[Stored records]

--*--

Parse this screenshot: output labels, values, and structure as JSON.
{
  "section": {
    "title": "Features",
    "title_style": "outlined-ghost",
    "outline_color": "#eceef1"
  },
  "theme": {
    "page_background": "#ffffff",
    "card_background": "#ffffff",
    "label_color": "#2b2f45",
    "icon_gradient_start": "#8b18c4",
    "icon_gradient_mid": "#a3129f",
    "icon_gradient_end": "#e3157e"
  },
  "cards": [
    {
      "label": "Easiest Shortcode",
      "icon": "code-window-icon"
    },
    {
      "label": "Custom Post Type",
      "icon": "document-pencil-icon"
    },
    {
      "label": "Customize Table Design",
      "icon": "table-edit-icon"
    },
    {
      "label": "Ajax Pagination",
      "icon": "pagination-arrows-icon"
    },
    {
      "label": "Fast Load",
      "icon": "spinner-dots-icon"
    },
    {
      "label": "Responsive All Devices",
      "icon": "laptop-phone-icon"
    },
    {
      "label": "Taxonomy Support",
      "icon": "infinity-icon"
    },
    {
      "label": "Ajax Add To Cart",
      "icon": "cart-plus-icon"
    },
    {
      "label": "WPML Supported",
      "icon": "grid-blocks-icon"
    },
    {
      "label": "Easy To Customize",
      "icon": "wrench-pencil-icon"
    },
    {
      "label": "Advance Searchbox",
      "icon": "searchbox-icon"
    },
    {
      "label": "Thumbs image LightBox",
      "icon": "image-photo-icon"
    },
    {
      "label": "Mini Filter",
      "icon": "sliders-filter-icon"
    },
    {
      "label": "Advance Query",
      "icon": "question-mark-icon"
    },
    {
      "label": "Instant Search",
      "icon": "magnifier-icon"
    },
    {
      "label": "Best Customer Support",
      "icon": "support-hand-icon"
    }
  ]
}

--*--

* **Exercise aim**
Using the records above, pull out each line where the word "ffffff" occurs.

* **Result of the task**
    "page_background": "#ffffff",
    "card_background": "#ffffff",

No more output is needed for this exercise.